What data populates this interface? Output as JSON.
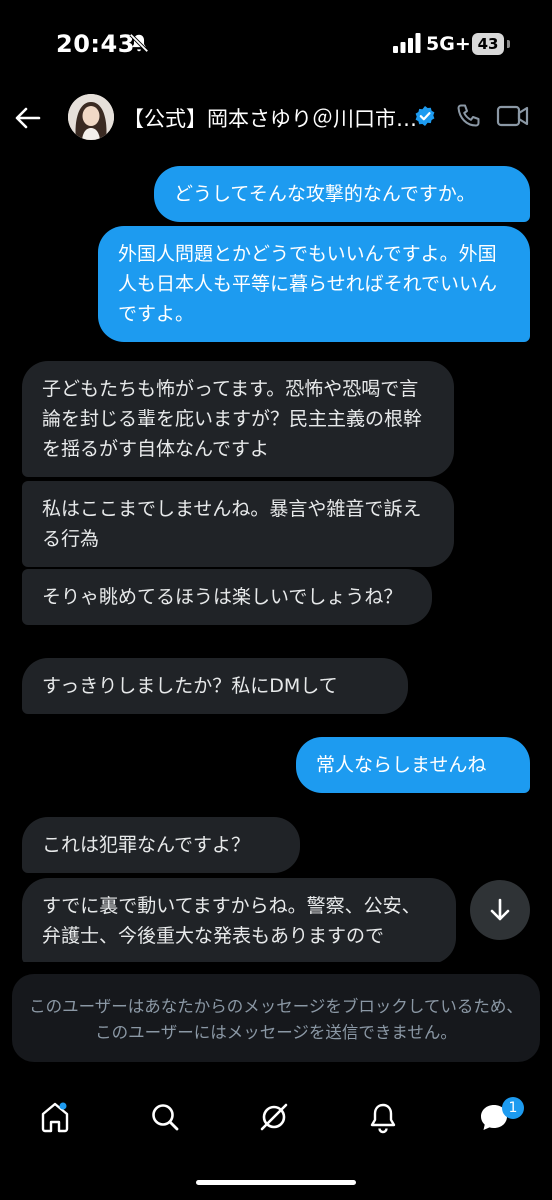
{
  "status": {
    "time": "20:43",
    "network": "5G+",
    "battery": "43"
  },
  "header": {
    "title": "【公式】岡本さゆり＠川口市…"
  },
  "messages": [
    {
      "dir": "out",
      "text": "どうしてそんな攻撃的なんですか。"
    },
    {
      "dir": "out",
      "text": "外国人問題とかどうでもいいんですよ。外国人も日本人も平等に暮らせればそれでいいんですよ。"
    },
    {
      "dir": "in",
      "text": "子どもたちも怖がってます。恐怖や恐喝で言論を封じる輩を庇いますが？民主主義の根幹を揺るがす自体なんですよ"
    },
    {
      "dir": "in",
      "text": "私はここまでしませんね。暴言や雑音で訴える行為"
    },
    {
      "dir": "in",
      "text": "そりゃ眺めてるほうは楽しいでしょうね？"
    },
    {
      "dir": "in",
      "text": "すっきりしましたか？私にDMして"
    },
    {
      "dir": "out",
      "text": "常人ならしませんね"
    },
    {
      "dir": "in",
      "text": "これは犯罪なんですよ？"
    },
    {
      "dir": "in",
      "text": "すでに裏で動いてますからね。警察、公安、弁護士、今後重大な発表もありますので"
    }
  ],
  "notice": "このユーザーはあなたからのメッセージをブロックしているため、このユーザーにはメッセージを送信できません。",
  "nav": {
    "items": [
      "home-icon",
      "search-icon",
      "grok-icon",
      "notifications-icon",
      "messages-icon"
    ],
    "messages_badge": "1"
  },
  "colors": {
    "accent": "#1d9bf0",
    "incoming_bubble": "#202327",
    "background": "#000000"
  }
}
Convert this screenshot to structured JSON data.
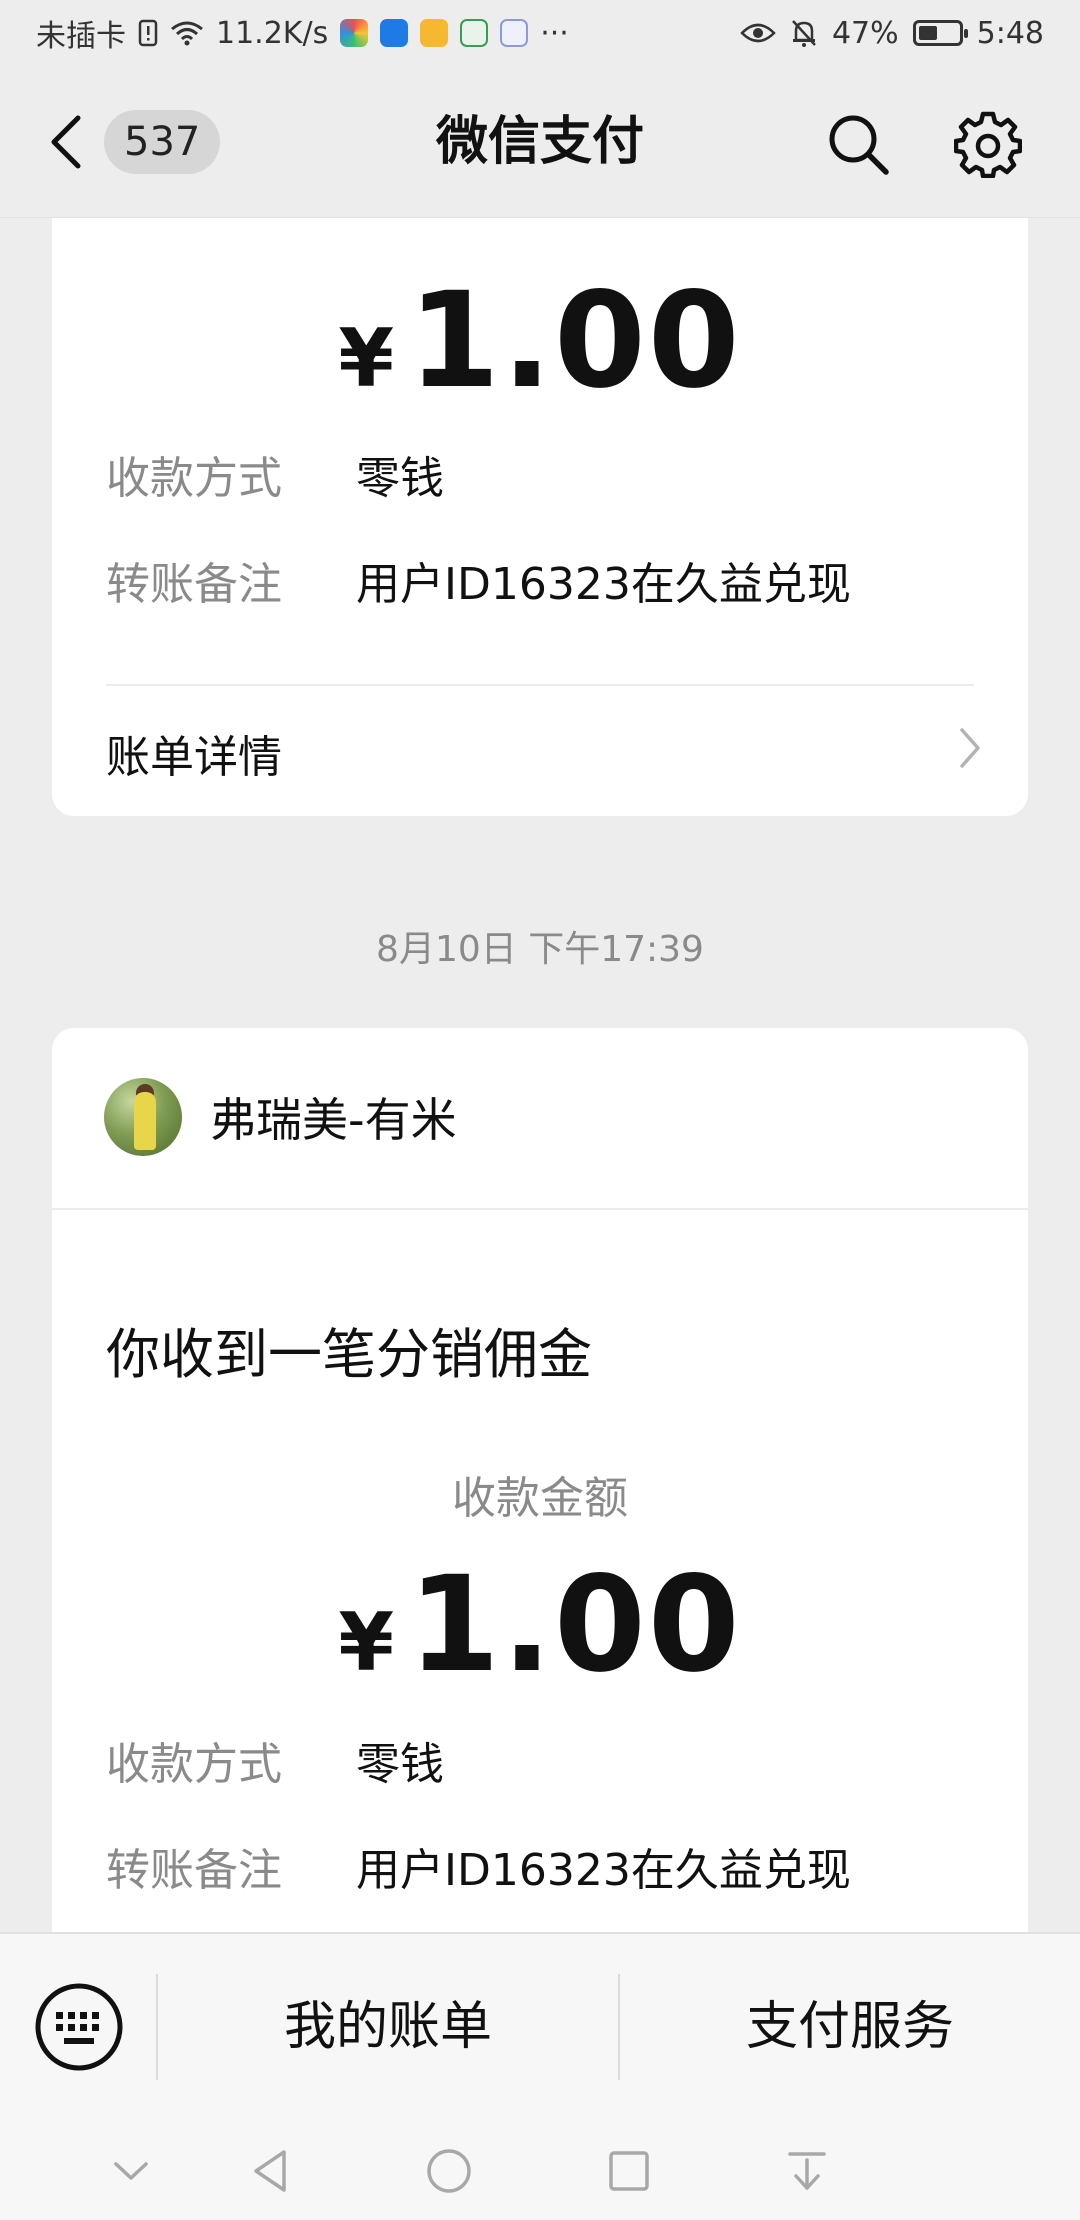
{
  "status_bar": {
    "carrier": "未插卡",
    "net_speed": "11.2K/s",
    "more": "···",
    "battery": "47%",
    "battery_level": 0.47,
    "time": "5:48"
  },
  "header": {
    "unread_count": "537",
    "title": "微信支付"
  },
  "card1": {
    "amount_currency": "¥",
    "amount_value": "1.00",
    "rows": [
      {
        "label": "收款方式",
        "value": "零钱"
      },
      {
        "label": "转账备注",
        "value": "用户ID16323在久益兑现"
      }
    ],
    "bill_detail_label": "账单详情"
  },
  "time_label": "8月10日 下午17:39",
  "card2": {
    "sender_name": "弗瑞美-有米",
    "notice_title": "你收到一笔分销佣金",
    "amount_caption": "收款金额",
    "amount_currency": "¥",
    "amount_value": "1.00",
    "rows": [
      {
        "label": "收款方式",
        "value": "零钱"
      },
      {
        "label": "转账备注",
        "value": "用户ID16323在久益兑现"
      }
    ]
  },
  "bottom_menu": {
    "items": [
      "我的账单",
      "支付服务"
    ]
  },
  "colors": {
    "background": "#ededed",
    "card": "#ffffff",
    "secondary_text": "#8a8a8a"
  }
}
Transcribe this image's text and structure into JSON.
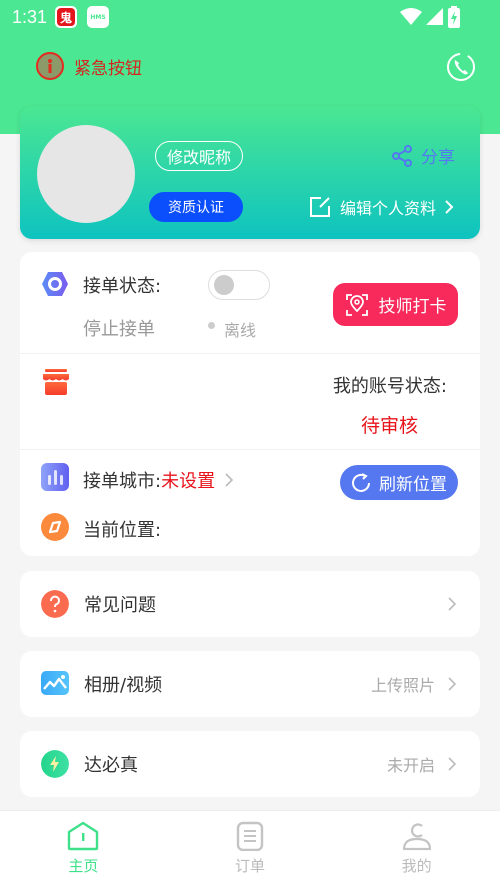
{
  "status_bar": {
    "time": "1:31",
    "notification_icons": [
      "app-red-icon",
      "hms-icon"
    ],
    "hms_label": "HMS",
    "app_red_glyph": "鬼"
  },
  "header": {
    "emergency_label": "紧急按钮",
    "emergency_icon": "info-alert-icon",
    "phone_icon": "phone-icon"
  },
  "profile": {
    "edit_nickname_label": "修改昵称",
    "certification_label": "资质认证",
    "share_label": "分享",
    "edit_profile_label": "编辑个人资料"
  },
  "status_card": {
    "order_status_label": "接单状态:",
    "order_toggle_on": false,
    "order_state_text": "停止接单",
    "online_state_text": "离线",
    "punch_in_label": "技师打卡",
    "account_status_label": "我的账号状态:",
    "account_status_value": "待审核",
    "city_label": "接单城市:",
    "city_value": "未设置",
    "refresh_location_label": "刷新位置",
    "current_location_label": "当前位置:"
  },
  "menu": [
    {
      "label": "常见问题",
      "hint": "",
      "icon": "question-icon"
    },
    {
      "label": "相册/视频",
      "hint": "上传照片",
      "icon": "photo-album-icon"
    },
    {
      "label": "达必真",
      "hint": "未开启",
      "icon": "lightning-icon"
    }
  ],
  "tabbar": {
    "items": [
      {
        "label": "主页",
        "active": true
      },
      {
        "label": "订单",
        "active": false
      },
      {
        "label": "我的",
        "active": false
      }
    ]
  },
  "colors": {
    "brand_green": "#4be792",
    "teal": "#0ec3c0",
    "punch_red": "#f72a5b",
    "refresh_blue": "#5578f0",
    "cert_blue": "#0a4ffb",
    "warning_red": "#e8141c"
  }
}
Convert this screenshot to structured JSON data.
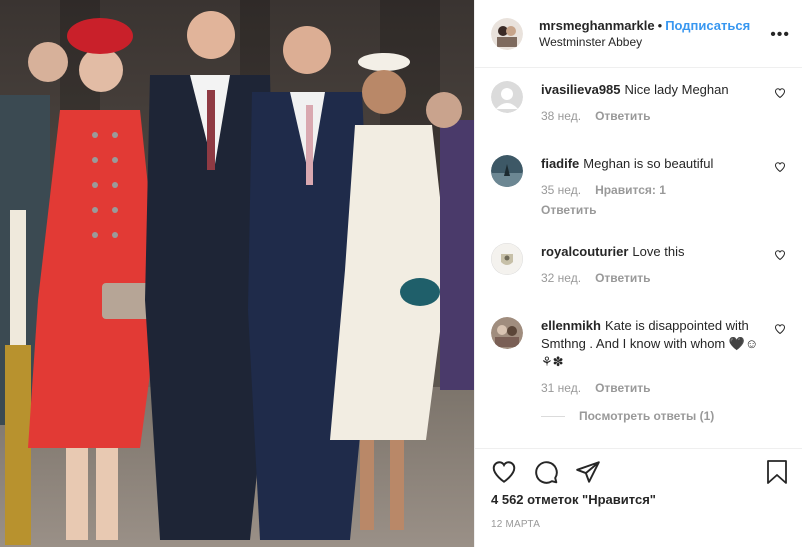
{
  "colors": {
    "link": "#3897f0",
    "meta": "#999999",
    "border": "#efefef"
  },
  "header": {
    "username": "mrsmeghanmarkle",
    "separator": "•",
    "follow_label": "Подписаться",
    "location": "Westminster Abbey",
    "more_icon": "more-horizontal-icon"
  },
  "comments": [
    {
      "user": "ivasilieva985",
      "text": "Nice lady Meghan",
      "age": "38 нед.",
      "likes": "",
      "reply_label": "Ответить"
    },
    {
      "user": "fiadife",
      "text": "Meghan is so beautiful",
      "age": "35 нед.",
      "likes": "Нравится: 1",
      "reply_label": "Ответить"
    },
    {
      "user": "royalcouturier",
      "text": "Love this",
      "age": "32 нед.",
      "likes": "",
      "reply_label": "Ответить"
    },
    {
      "user": "ellenmikh",
      "text": "Kate is disappointed with Smthng . And I know with whom 🖤☺⚘✽",
      "age": "31 нед.",
      "likes": "",
      "reply_label": "Ответить",
      "view_replies": "Посмотреть ответы (1)"
    }
  ],
  "actions": {
    "icons": [
      "heart-icon",
      "comment-icon",
      "share-icon",
      "bookmark-icon"
    ],
    "likes": "4 562 отметок \"Нравится\"",
    "date": "12 МАРТА"
  }
}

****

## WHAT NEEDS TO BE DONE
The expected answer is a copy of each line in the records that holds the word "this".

## ANSWER
What data populates this interface? Output as JSON.
Convert this screenshot to structured JSON data.
Transcribe this image's text and structure into JSON.
Convert this screenshot to structured JSON data.
      "text": "Love this",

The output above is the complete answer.